TikTok viewers were shocked by a resurrected clip of a man calling in to Dave Ramsey's radio show to ask for help with his car loan, which was eating half of his income.
Feraz, 27 from Los Angeles, said he was using up half his $1,200 monthly income in car payments — $600 per month for his BMW.
Ramsey is an American radio host and evangelical Christian who is best known for his financial advice. He has faced controversy in the past, including accusations in 2021 that his company had a policy of firing employees for having premarital sex.
Some people are also skeptical of his legitimacy as a financial advisor, likening him to more of a preacher than an expert on money. But he continues to be trusted by many, with over a million followers on TikTok, where he posts clips both old and new.
"Are you kidding?" Ramsey said when he heard Feraz's situation.
Feraz explained he was making slightly more when he took out the loan, but Ramsey said it was still irresponsible lending on the store's part.
"We've established that their financial people aren't as smart as the people who build their cars," he said. "It's a fine car, but these people are smoking crack to give you this loan."
Ramsey said Feraz had to solve the problem quick, or he would end up in a dire financial situation.
"I'm scared for you, man," he said.
Although the clip is almost eight years old, Ramsey didn't give any extra information on how Feraz has handled his debt since.
In the clip, Feraz said he was also in $15,000 of debt from his last BMW.
He said he was a full-time student in aircraft mechanics and was graduating in 2017. The average wage he could be getting as an aircraft mechanic was $22 an hour, he said.

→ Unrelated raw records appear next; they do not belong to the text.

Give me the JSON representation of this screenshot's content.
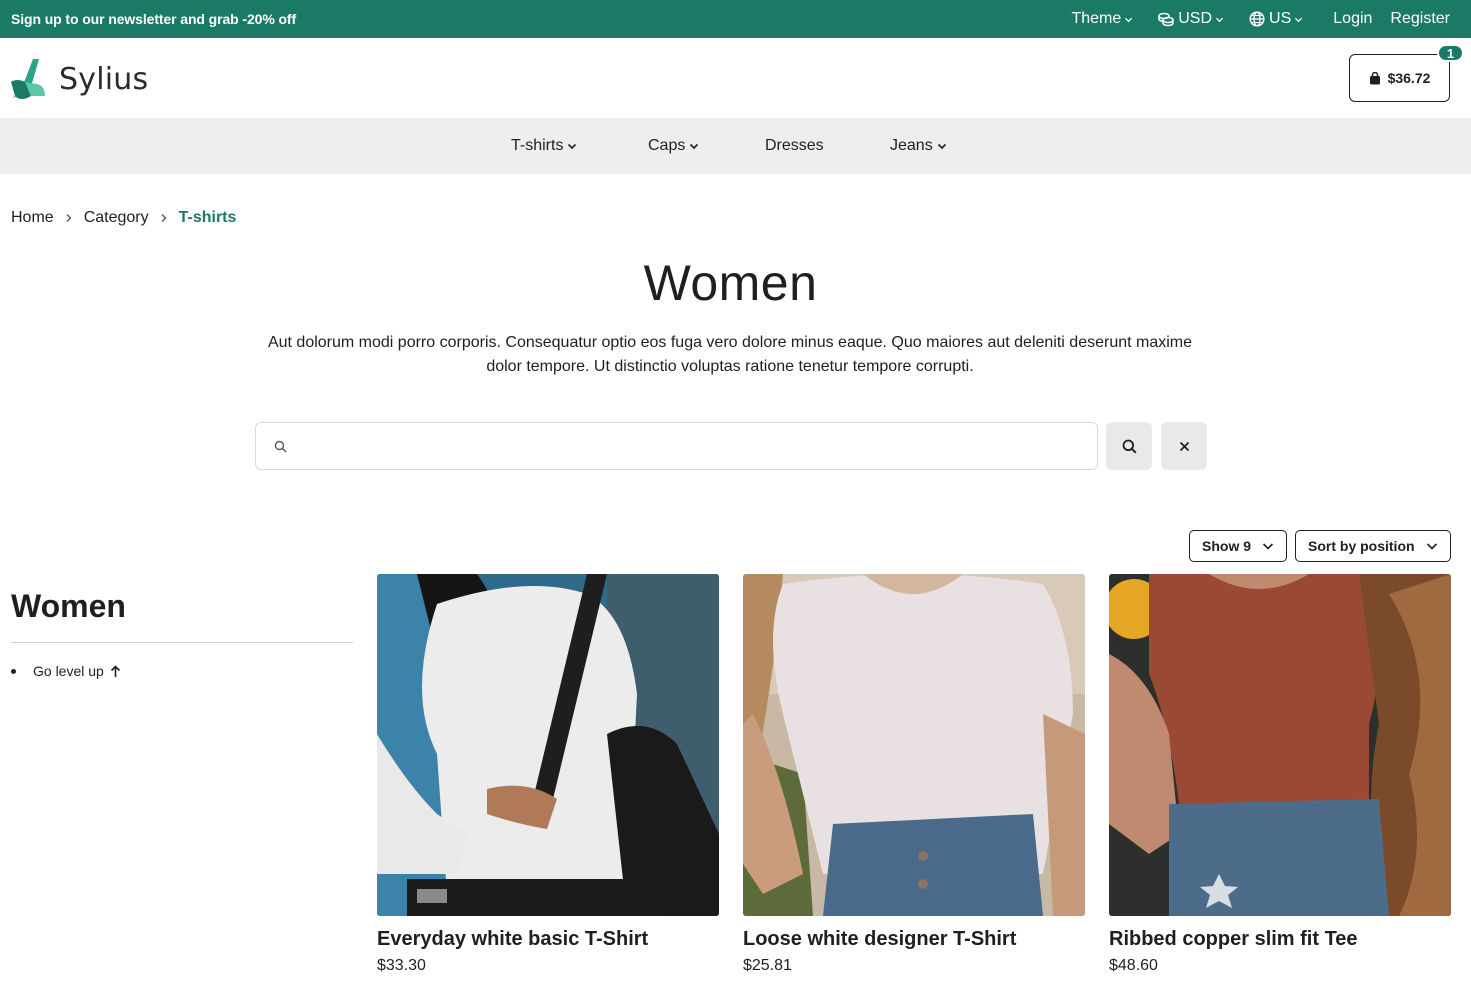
{
  "topbar": {
    "promo": "Sign up to our newsletter and grab -20% off",
    "theme_label": "Theme",
    "currency_label": "USD",
    "locale_label": "US",
    "login_label": "Login",
    "register_label": "Register"
  },
  "header": {
    "logo_text": "Sylius",
    "cart_total": "$36.72",
    "cart_count": "1"
  },
  "nav": {
    "items": [
      {
        "label": "T-shirts"
      },
      {
        "label": "Caps"
      },
      {
        "label": "Dresses"
      },
      {
        "label": "Jeans"
      }
    ]
  },
  "breadcrumb": {
    "items": [
      {
        "label": "Home"
      },
      {
        "label": "Category"
      },
      {
        "label": "T-shirts"
      }
    ]
  },
  "main": {
    "title": "Women",
    "description": "Aut dolorum modi porro corporis. Consequatur optio eos fuga vero dolore minus eaque. Quo maiores aut deleniti deserunt maxime dolor tempore. Ut distinctio voluptas ratione tenetur tempore corrupti.",
    "search": {
      "value": "",
      "placeholder": ""
    },
    "show_label": "Show 9",
    "sort_label": "Sort by position"
  },
  "sidebar": {
    "title": "Women",
    "items": [
      {
        "label": "Go level up"
      }
    ]
  },
  "products": [
    {
      "name": "Everyday white basic T-Shirt",
      "price": "$33.30"
    },
    {
      "name": "Loose white designer T-Shirt",
      "price": "$25.81"
    },
    {
      "name": "Ribbed copper slim fit Tee",
      "price": "$48.60"
    }
  ],
  "colors": {
    "brand": "#1b7a66",
    "nav_bg": "#eeeeee"
  },
  "icons": [
    "chevron-down-icon",
    "coins-icon",
    "globe-icon",
    "bag-icon",
    "chevron-right-icon",
    "search-icon",
    "close-icon",
    "arrow-up-icon"
  ]
}
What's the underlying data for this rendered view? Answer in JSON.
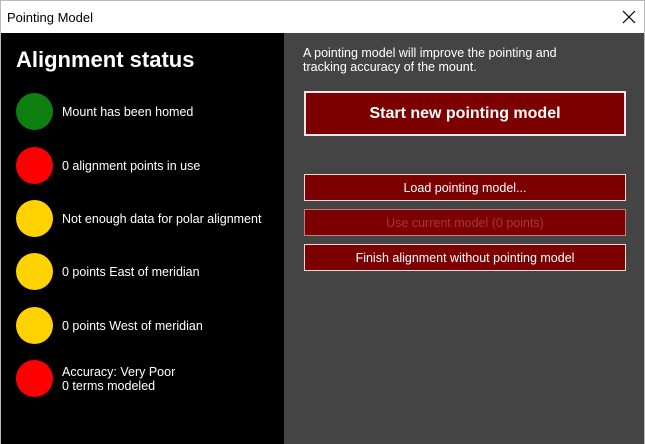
{
  "window": {
    "title": "Pointing Model",
    "close_glyph": "✕"
  },
  "status": {
    "heading": "Alignment status",
    "items": [
      {
        "color": "#0e7f0e",
        "label": "Mount has been homed"
      },
      {
        "color": "#ff0000",
        "label": "0 alignment points in use"
      },
      {
        "color": "#ffd200",
        "label": "Not enough data for polar alignment"
      },
      {
        "color": "#ffd200",
        "label": "0 points East of meridian"
      },
      {
        "color": "#ffd200",
        "label": "0 points West of meridian"
      },
      {
        "color": "#ff0000",
        "label": "Accuracy: Very Poor\n0 terms modeled"
      }
    ]
  },
  "panel": {
    "intro": "A pointing model will improve the pointing and\ntracking accuracy of the mount.",
    "start_label": "Start new pointing model",
    "load_label": "Load pointing model...",
    "use_current_label": "Use current model (0 points)",
    "finish_label": "Finish alignment without pointing model"
  },
  "colors": {
    "button_bg": "#7d0000",
    "left_bg": "#000000",
    "right_bg": "#444444"
  }
}
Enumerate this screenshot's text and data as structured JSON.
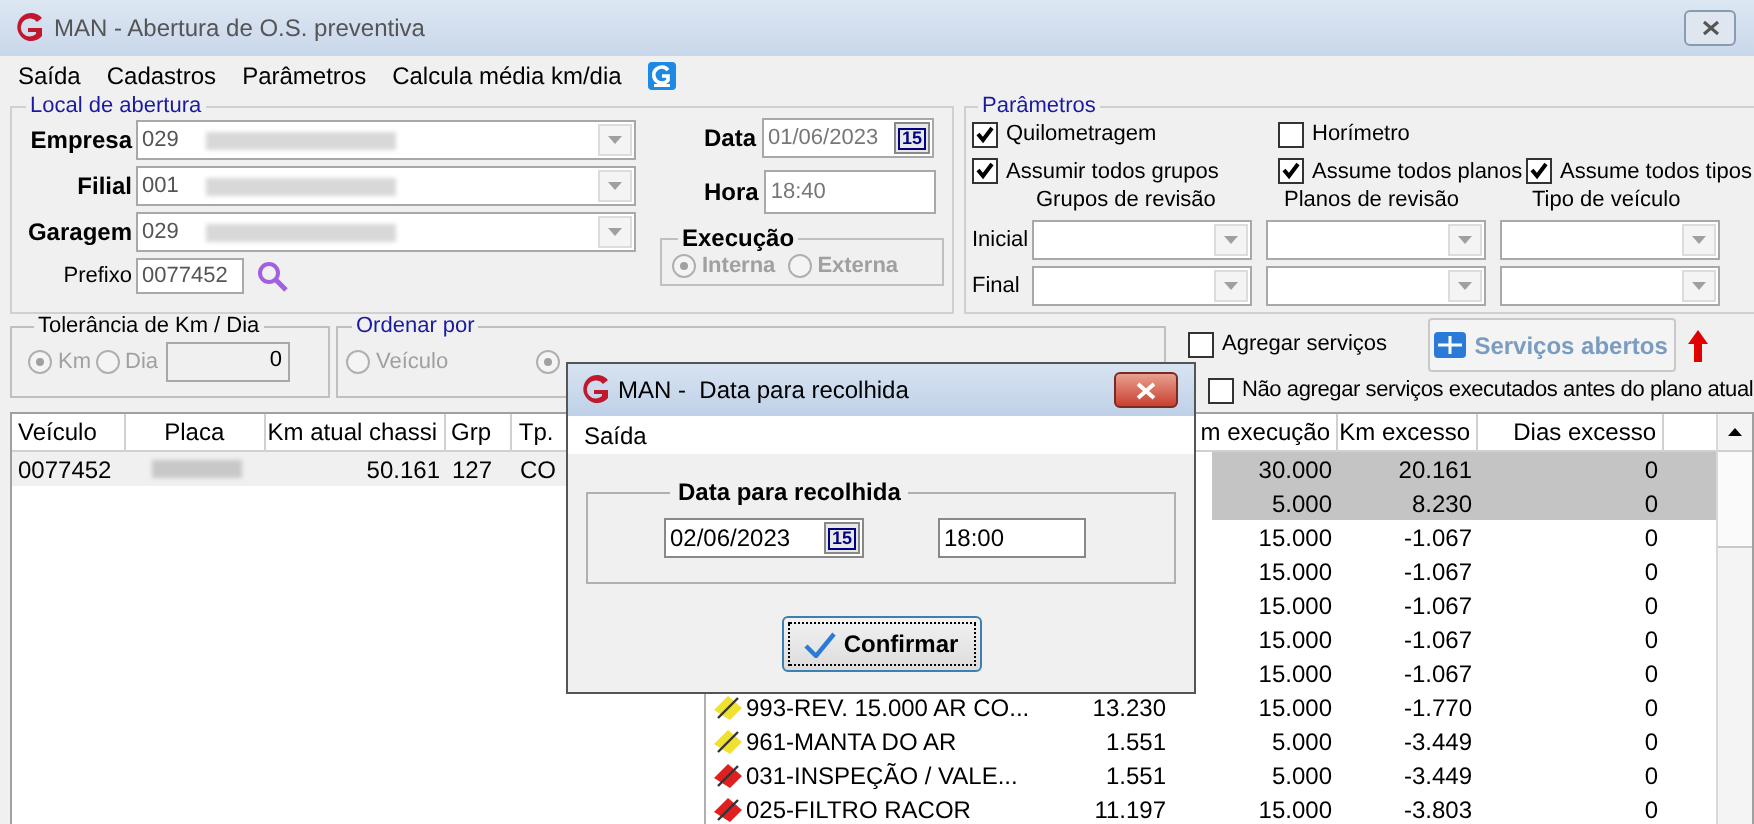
{
  "window": {
    "title": "MAN - Abertura de O.S. preventiva"
  },
  "menu": [
    "Saída",
    "Cadastros",
    "Parâmetros",
    "Calcula média km/dia"
  ],
  "local": {
    "title": "Local de abertura",
    "fields": [
      {
        "label": "Empresa",
        "value": "029"
      },
      {
        "label": "Filial",
        "value": "001"
      },
      {
        "label": "Garagem",
        "value": "029"
      }
    ],
    "prefixo": {
      "label": "Prefixo",
      "value": "0077452"
    },
    "data": {
      "label": "Data",
      "value": "01/06/2023",
      "calendar": "15"
    },
    "hora": {
      "label": "Hora",
      "value": "18:40"
    },
    "execucao": {
      "title": "Execução",
      "options": [
        {
          "label": "Interna",
          "selected": true
        },
        {
          "label": "Externa",
          "selected": false
        }
      ]
    }
  },
  "parametros": {
    "title": "Parâmetros",
    "checks": [
      {
        "label": "Quilometragem",
        "checked": true
      },
      {
        "label": "Horímetro",
        "checked": false
      },
      {
        "label": "Assumir todos grupos",
        "checked": true
      },
      {
        "label": "Assume todos planos",
        "checked": true
      },
      {
        "label": "Assume todos tipos",
        "checked": true
      }
    ],
    "columns": [
      "Grupos de revisão",
      "Planos de revisão",
      "Tipo de veículo"
    ],
    "rows": [
      "Inicial",
      "Final"
    ]
  },
  "tolerancia": {
    "title": "Tolerância de Km / Dia",
    "options": [
      {
        "label": "Km",
        "selected": true
      },
      {
        "label": "Dia",
        "selected": false
      }
    ],
    "value": "0"
  },
  "ordenar": {
    "title": "Ordenar por",
    "options": [
      {
        "label": "Veículo",
        "selected": false
      },
      {
        "selected": true
      }
    ]
  },
  "agregar": {
    "label": "Agregar serviços",
    "checked": false
  },
  "servicos_button": "Serviços abertos",
  "nao_agregar": {
    "label": "Não agregar serviços executados antes do plano atual",
    "checked": false
  },
  "vehicles": {
    "columns": [
      "Veículo",
      "Placa",
      "Km atual chassi",
      "Grp",
      "Tp."
    ],
    "rows": [
      {
        "veiculo": "0077452",
        "km": "50.161",
        "grp": "127",
        "tp": "CO",
        "selected": true
      }
    ]
  },
  "services": {
    "columns": [
      "m execução",
      "Km excesso",
      "Dias excesso"
    ],
    "rows": [
      {
        "exec": "30.000",
        "excesso": "20.161",
        "dias": "0",
        "selected": true
      },
      {
        "exec": "5.000",
        "excesso": "8.230",
        "dias": "0",
        "selected": true
      },
      {
        "exec": "15.000",
        "excesso": "-1.067",
        "dias": "0",
        "selected": false
      },
      {
        "exec": "15.000",
        "excesso": "-1.067",
        "dias": "0",
        "selected": false
      },
      {
        "exec": "15.000",
        "excesso": "-1.067",
        "dias": "0",
        "selected": false
      },
      {
        "exec": "15.000",
        "excesso": "-1.067",
        "dias": "0",
        "selected": false
      },
      {
        "exec": "15.000",
        "excesso": "-1.067",
        "dias": "0",
        "selected": false
      },
      {
        "name": "993-REV. 15.000 AR CO...",
        "color": "#f0e030",
        "km": "13.230",
        "exec": "15.000",
        "excesso": "-1.770",
        "dias": "0",
        "selected": false
      },
      {
        "name": "961-MANTA DO AR",
        "color": "#f0e030",
        "km": "1.551",
        "exec": "5.000",
        "excesso": "-3.449",
        "dias": "0",
        "selected": false
      },
      {
        "name": "031-INSPEÇÃO / VALE...",
        "color": "#e02020",
        "km": "1.551",
        "exec": "5.000",
        "excesso": "-3.449",
        "dias": "0",
        "selected": false
      },
      {
        "name": "025-FILTRO RACOR",
        "color": "#e02020",
        "km": "11.197",
        "exec": "15.000",
        "excesso": "-3.803",
        "dias": "0",
        "selected": false
      }
    ]
  },
  "dialog": {
    "title": "MAN -  Data para recolhida",
    "menu": "Saída",
    "group": "Data para recolhida",
    "date": "02/06/2023",
    "calendar": "15",
    "time": "18:00",
    "button": "Confirmar"
  }
}
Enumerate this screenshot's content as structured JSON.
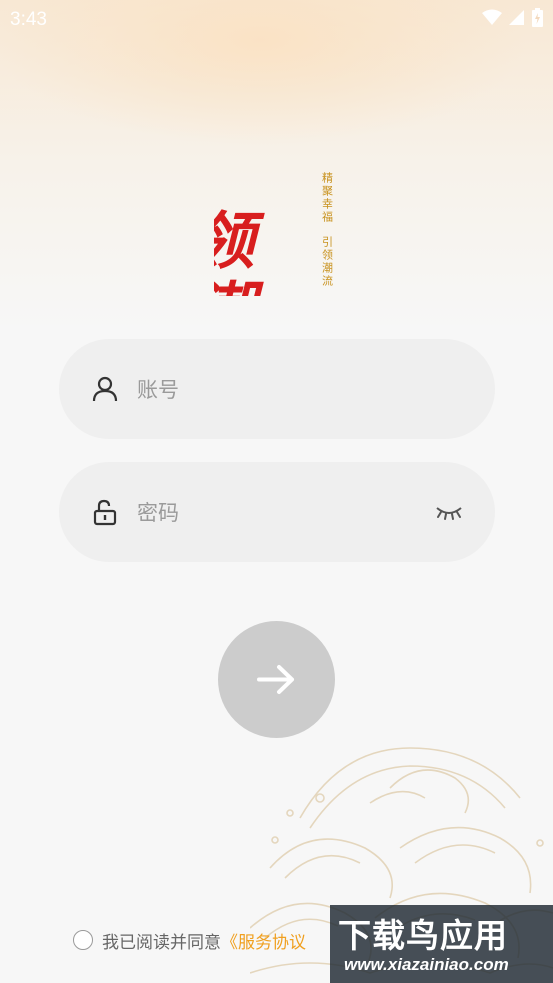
{
  "status_bar": {
    "time": "3:43"
  },
  "branding": {
    "logo_text": "领潮",
    "slogan_line1": "精聚幸福",
    "slogan_line2": "引领潮流",
    "logo_color": "#d81e1e",
    "slogan_color": "#c8921e"
  },
  "form": {
    "account_placeholder": "账号",
    "account_value": "",
    "password_placeholder": "密码",
    "password_value": ""
  },
  "submit_icon": "arrow-right-icon",
  "agreement": {
    "prefix": "我已阅读并同意",
    "link": "《服务协议",
    "checked": false,
    "link_color": "#f0a020"
  },
  "watermark": {
    "title": "下载鸟应用",
    "url": "www.xiazainiao.com"
  }
}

Ramsey asked Feraz how he was surviving with this payment. Feraz said he lived at home with his parents so he didn't have to pay rent, but he also had $10,000 of credit card debt.
"I'm only able to barely make the minimum payments," he said.
Ramsey said Feraz's first goal was to "tread water" until he graduated.
"The second goal is do anything you can in the interim to get your income up and still graduate in May," he said, to get "any money to throw at this mess."
Feraz said he could ask his uncles for a loan, but Ramsey said all that would do was "turn that family member into your master."
"If I were your uncle, I would love you enough to not do that for you," he said. "I wouldn't do that for you, I would make you fight through this, because I think there's a high probability you will not pay them, and you will damage that relationship."
He said Feraz had to sell the car as soon as he could, but would struggle to find a lender to help him pay the rest of the debt he'd be stuck with.
He added that the good news was that Feraz was 27 and he had the rest of his life "to never do something this stupid again."
"You'll get out of this and you will never, ever look at a car payment the same way again," he said. "I hope you've learned your lesson."
While the clip was from several years ago, the messages in it are still relevant, perhaps moreso given the significant increase in interest rates that began in 2022.
The number of car loans in the US has risen by 29% over the last 10 years, according to data from Finder, and the number of accounts more than 90 days overdue on payments has steadily risen since 2013. Two out of 13 people are making monthly car payments of $1,000 or more, according to Bloomberg.
Financial YouTuber Caleb Hammer, who interviews several people a week about the debts they have racked up, almost always finds they have a car loan with a massive interest rate, such as a 20-year-old who said he was spending half his income paying off a $64,000 electric Mustang.
People commenting on Ramsey's video couldn't believe Feraz got into the situation he did, and questioned why a car salesperson would agree to lend him so much money.
"If I lived at home at 27 and drove home a BMW my dad would throw me out," one person said.
"That's some irresponsible lending," another said. "Shame on BMW for that."
Other comments said the video helped them come to terms with their own significantly smaller debts.
"These videos make me feel great about myself," said one.2023-06-01T10:28:18Z dg43tfdfdgfd